**PROBLEM TO WORK ON**.
Copy the result of filtering the entries below for lines that include the string "property".

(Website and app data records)
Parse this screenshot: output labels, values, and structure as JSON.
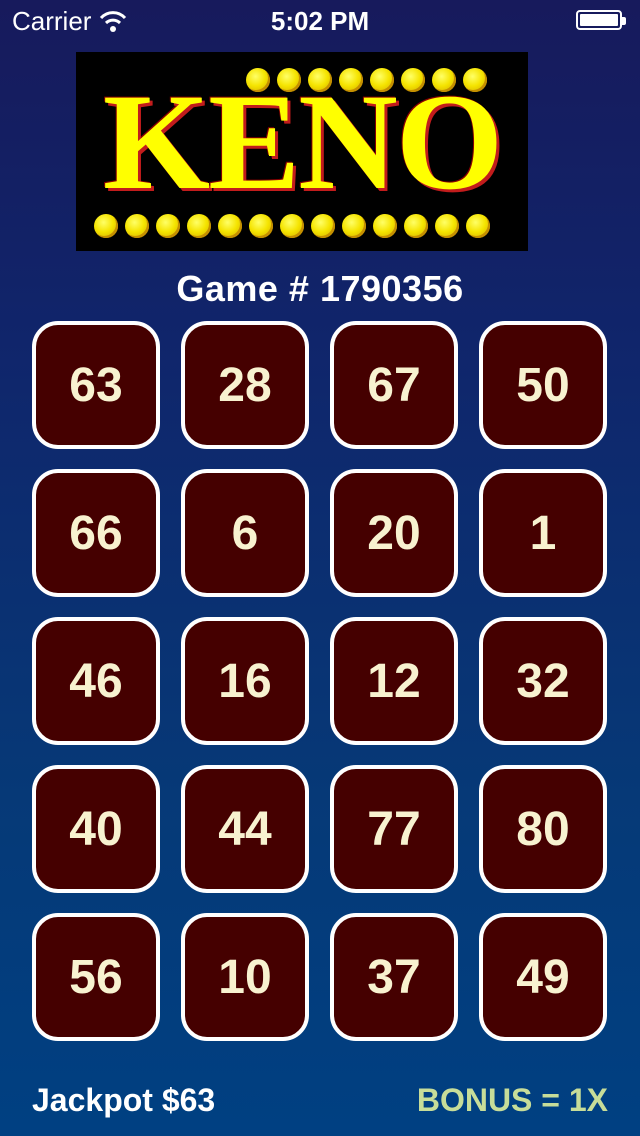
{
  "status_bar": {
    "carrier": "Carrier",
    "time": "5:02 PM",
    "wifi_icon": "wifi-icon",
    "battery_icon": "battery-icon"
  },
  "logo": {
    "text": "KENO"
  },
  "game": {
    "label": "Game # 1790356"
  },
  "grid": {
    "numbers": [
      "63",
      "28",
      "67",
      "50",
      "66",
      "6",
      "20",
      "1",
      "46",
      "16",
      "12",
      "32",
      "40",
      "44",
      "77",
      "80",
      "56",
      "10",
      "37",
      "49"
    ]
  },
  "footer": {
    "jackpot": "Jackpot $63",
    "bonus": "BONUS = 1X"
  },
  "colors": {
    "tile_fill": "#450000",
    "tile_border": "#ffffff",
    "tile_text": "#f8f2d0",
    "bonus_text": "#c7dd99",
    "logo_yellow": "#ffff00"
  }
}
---
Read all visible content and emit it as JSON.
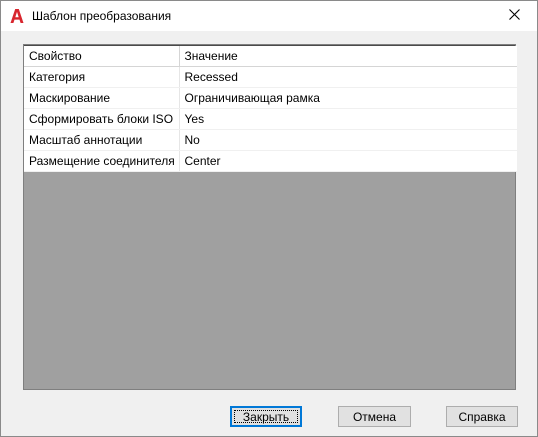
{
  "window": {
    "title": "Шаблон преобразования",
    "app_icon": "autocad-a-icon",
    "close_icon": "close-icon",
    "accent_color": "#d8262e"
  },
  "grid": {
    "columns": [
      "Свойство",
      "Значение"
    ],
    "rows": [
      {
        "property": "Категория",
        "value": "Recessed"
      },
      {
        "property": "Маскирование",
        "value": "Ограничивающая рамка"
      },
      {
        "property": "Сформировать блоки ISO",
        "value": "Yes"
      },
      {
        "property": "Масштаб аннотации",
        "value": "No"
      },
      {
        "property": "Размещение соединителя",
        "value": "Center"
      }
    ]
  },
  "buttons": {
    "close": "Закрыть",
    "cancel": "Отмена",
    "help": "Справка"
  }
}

**PROBLEM SOLUTION**.
        "property": "Категория",
        "property": "Маскирование",
        "property": "Сформировать блоки ISO",
        "property": "Масштаб аннотации",
        "property": "Размещение соединителя",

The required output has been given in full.